> [Problem to work on]: Write the data below out again, unchanged.

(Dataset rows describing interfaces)
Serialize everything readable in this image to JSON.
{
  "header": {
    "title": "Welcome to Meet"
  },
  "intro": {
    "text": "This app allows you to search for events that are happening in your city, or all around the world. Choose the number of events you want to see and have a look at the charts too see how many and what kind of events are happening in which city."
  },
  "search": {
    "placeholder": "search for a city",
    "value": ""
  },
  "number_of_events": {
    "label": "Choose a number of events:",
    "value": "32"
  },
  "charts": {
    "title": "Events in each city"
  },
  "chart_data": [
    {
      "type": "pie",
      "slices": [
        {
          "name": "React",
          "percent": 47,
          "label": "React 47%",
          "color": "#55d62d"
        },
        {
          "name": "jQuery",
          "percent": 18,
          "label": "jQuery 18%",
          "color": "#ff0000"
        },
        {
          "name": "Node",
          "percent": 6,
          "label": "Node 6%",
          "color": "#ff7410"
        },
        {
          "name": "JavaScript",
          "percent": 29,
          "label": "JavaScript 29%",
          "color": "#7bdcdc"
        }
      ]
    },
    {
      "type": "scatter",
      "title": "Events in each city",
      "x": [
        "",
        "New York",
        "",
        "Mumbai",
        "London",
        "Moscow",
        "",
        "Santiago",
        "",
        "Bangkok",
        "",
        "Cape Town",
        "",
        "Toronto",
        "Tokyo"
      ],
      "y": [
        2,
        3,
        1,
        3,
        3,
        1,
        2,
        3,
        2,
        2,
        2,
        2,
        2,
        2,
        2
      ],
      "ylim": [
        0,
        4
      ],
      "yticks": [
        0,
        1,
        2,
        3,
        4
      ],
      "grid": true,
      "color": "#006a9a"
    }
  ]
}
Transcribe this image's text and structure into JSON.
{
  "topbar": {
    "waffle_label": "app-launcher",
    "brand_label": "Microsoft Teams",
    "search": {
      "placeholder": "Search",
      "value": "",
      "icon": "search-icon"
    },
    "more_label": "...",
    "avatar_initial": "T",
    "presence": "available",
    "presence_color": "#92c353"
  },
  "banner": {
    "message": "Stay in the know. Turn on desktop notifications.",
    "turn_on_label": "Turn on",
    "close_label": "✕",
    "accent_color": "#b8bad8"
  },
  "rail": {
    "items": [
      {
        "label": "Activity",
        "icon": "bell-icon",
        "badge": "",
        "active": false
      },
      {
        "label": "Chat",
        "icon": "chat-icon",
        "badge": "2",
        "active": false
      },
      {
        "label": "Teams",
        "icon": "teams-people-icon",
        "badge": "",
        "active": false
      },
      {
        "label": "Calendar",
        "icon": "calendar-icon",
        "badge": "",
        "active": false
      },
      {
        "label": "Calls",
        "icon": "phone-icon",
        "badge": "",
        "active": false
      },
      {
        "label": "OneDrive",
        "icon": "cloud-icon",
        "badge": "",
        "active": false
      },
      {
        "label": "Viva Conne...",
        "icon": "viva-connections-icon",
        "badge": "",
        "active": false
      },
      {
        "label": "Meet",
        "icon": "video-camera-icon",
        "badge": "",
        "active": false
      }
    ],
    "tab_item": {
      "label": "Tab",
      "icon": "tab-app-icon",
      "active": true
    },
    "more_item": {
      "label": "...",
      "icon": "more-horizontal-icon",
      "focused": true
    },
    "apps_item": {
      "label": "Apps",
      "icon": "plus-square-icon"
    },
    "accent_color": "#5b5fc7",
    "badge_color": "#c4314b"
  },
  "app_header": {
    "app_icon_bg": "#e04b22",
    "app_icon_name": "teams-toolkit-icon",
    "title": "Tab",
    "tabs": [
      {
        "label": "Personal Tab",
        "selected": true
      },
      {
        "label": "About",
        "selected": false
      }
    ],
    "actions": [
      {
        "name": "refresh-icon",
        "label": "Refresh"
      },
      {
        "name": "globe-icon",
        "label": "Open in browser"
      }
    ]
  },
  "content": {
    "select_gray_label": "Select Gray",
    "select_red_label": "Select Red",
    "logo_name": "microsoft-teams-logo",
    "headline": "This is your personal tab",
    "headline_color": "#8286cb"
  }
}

> [Finished task]:
Serialize everything readable in this image to JSON.
{
  "header": {
    "title": "Welcome to Meet"
  },
  "intro": {
    "text": "This app allows you to search for events that are happening in your city, or all around the world. Choose the number of events you want to see and have a look at the charts too see how many and what kind of events are happening in which city."
  },
  "search": {
    "placeholder": "search for a city",
    "value": ""
  },
  "number_of_events": {
    "label": "Choose a number of events:",
    "value": "32"
  },
  "charts": {
    "title": "Events in each city"
  },
  "chart_data": [
    {
      "type": "pie",
      "slices": [
        {
          "name": "React",
          "percent": 47,
          "label": "React 47%",
          "color": "#55d62d"
        },
        {
          "name": "jQuery",
          "percent": 18,
          "label": "jQuery 18%",
          "color": "#ff0000"
        },
        {
          "name": "Node",
          "percent": 6,
          "label": "Node 6%",
          "color": "#ff7410"
        },
        {
          "name": "JavaScript",
          "percent": 29,
          "label": "JavaScript 29%",
          "color": "#7bdcdc"
        }
      ]
    },
    {
      "type": "scatter",
      "title": "Events in each city",
      "x": [
        "",
        "New York",
        "",
        "Mumbai",
        "London",
        "Moscow",
        "",
        "Santiago",
        "",
        "Bangkok",
        "",
        "Cape Town",
        "",
        "Toronto",
        "Tokyo"
      ],
      "y": [
        2,
        3,
        1,
        3,
        3,
        1,
        2,
        3,
        2,
        2,
        2,
        2,
        2,
        2,
        2
      ],
      "ylim": [
        0,
        4
      ],
      "yticks": [
        0,
        1,
        2,
        3,
        4
      ],
      "grid": true,
      "color": "#006a9a"
    }
  ]
}
Transcribe this image's text and structure into JSON.
{
  "topbar": {
    "waffle_label": "app-launcher",
    "brand_label": "Microsoft Teams",
    "search": {
      "placeholder": "Search",
      "value": "",
      "icon": "search-icon"
    },
    "more_label": "...",
    "avatar_initial": "T",
    "presence": "available",
    "presence_color": "#92c353"
  },
  "banner": {
    "message": "Stay in the know. Turn on desktop notifications.",
    "turn_on_label": "Turn on",
    "close_label": "✕",
    "accent_color": "#b8bad8"
  },
  "rail": {
    "items": [
      {
        "label": "Activity",
        "icon": "bell-icon",
        "badge": "",
        "active": false
      },
      {
        "label": "Chat",
        "icon": "chat-icon",
        "badge": "2",
        "active": false
      },
      {
        "label": "Teams",
        "icon": "teams-people-icon",
        "badge": "",
        "active": false
      },
      {
        "label": "Calendar",
        "icon": "calendar-icon",
        "badge": "",
        "active": false
      },
      {
        "label": "Calls",
        "icon": "phone-icon",
        "badge": "",
        "active": false
      },
      {
        "label": "OneDrive",
        "icon": "cloud-icon",
        "badge": "",
        "active": false
      },
      {
        "label": "Viva Conne...",
        "icon": "viva-connections-icon",
        "badge": "",
        "active": false
      },
      {
        "label": "Meet",
        "icon": "video-camera-icon",
        "badge": "",
        "active": false
      }
    ],
    "tab_item": {
      "label": "Tab",
      "icon": "tab-app-icon",
      "active": true
    },
    "more_item": {
      "label": "...",
      "icon": "more-horizontal-icon",
      "focused": true
    },
    "apps_item": {
      "label": "Apps",
      "icon": "plus-square-icon"
    },
    "accent_color": "#5b5fc7",
    "badge_color": "#c4314b"
  },
  "app_header": {
    "app_icon_bg": "#e04b22",
    "app_icon_name": "teams-toolkit-icon",
    "title": "Tab",
    "tabs": [
      {
        "label": "Personal Tab",
        "selected": true
      },
      {
        "label": "About",
        "selected": false
      }
    ],
    "actions": [
      {
        "name": "refresh-icon",
        "label": "Refresh"
      },
      {
        "name": "globe-icon",
        "label": "Open in browser"
      }
    ]
  },
  "content": {
    "select_gray_label": "Select Gray",
    "select_red_label": "Select Red",
    "logo_name": "microsoft-teams-logo",
    "headline": "This is your personal tab",
    "headline_color": "#8286cb"
  }
}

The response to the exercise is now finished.